There is currently a patent filed for the Workhorse Horsefly delivery drone. Wei has been working at Workhorse for the last few months and plans to transfer back to UC as an adjunct instructor in the very near future.

About the AHS International’s 71st Annual Forum & Technology Display

The three-day meeting included more than 230 technical papers, totaling 250+ presentations, detailing the latest theories and breakthroughs in vertical flight technology. Leaders in industry, academia and government discussed their perspectives on the future of vertical flight technology. Also included in the forum were panels of the CEOs of major helicopter manufacturers and suppliers, US Army and US Navy/Marine Corps aviation program managers, and other vertical flight science and technology leaders.

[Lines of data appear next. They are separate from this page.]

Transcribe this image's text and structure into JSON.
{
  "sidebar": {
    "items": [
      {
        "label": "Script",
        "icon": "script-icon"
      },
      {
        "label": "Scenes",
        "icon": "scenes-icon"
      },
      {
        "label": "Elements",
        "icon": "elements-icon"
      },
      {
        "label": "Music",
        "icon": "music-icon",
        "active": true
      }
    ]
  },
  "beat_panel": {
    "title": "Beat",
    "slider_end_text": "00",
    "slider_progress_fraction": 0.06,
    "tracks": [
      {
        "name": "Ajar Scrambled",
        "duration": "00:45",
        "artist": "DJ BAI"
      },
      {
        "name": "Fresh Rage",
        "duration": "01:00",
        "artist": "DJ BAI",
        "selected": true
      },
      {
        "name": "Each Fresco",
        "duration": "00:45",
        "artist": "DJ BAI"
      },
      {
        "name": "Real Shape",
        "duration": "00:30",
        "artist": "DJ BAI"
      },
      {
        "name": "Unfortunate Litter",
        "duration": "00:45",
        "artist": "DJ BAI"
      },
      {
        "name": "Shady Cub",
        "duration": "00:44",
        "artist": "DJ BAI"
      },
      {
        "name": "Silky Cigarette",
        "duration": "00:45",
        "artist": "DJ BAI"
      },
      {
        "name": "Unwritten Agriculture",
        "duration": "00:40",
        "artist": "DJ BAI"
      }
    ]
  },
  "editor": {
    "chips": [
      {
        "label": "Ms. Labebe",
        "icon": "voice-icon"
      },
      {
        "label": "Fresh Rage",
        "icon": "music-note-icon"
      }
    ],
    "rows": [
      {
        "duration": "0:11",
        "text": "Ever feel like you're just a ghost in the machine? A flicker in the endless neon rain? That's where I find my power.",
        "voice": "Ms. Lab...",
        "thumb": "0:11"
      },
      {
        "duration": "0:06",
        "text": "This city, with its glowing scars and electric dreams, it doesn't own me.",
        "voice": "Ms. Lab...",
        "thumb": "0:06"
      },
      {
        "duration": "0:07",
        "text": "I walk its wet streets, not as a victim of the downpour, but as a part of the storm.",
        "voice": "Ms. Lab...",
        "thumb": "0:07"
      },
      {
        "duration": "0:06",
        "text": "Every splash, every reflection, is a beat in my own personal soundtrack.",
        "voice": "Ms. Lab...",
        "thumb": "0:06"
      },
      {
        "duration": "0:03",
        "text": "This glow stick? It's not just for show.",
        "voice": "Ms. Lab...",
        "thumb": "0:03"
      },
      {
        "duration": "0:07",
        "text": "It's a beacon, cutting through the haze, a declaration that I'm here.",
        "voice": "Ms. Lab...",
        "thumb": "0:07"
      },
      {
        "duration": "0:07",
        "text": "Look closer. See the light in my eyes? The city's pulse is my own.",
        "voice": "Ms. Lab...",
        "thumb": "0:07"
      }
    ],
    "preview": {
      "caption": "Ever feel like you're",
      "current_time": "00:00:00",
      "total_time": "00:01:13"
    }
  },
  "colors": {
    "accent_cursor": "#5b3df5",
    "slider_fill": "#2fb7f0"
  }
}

Guests of the conference had the opportunity to see the latest technologies from leading manufacturers, service providers, defense agencies, universities and research & development organizations as well as interact and share ideas with more than 1,200 of the world’s top vertical flight professionals.

For more information about the collaboration between the University of Cincinnati and Workhorse Group Inc., please visit: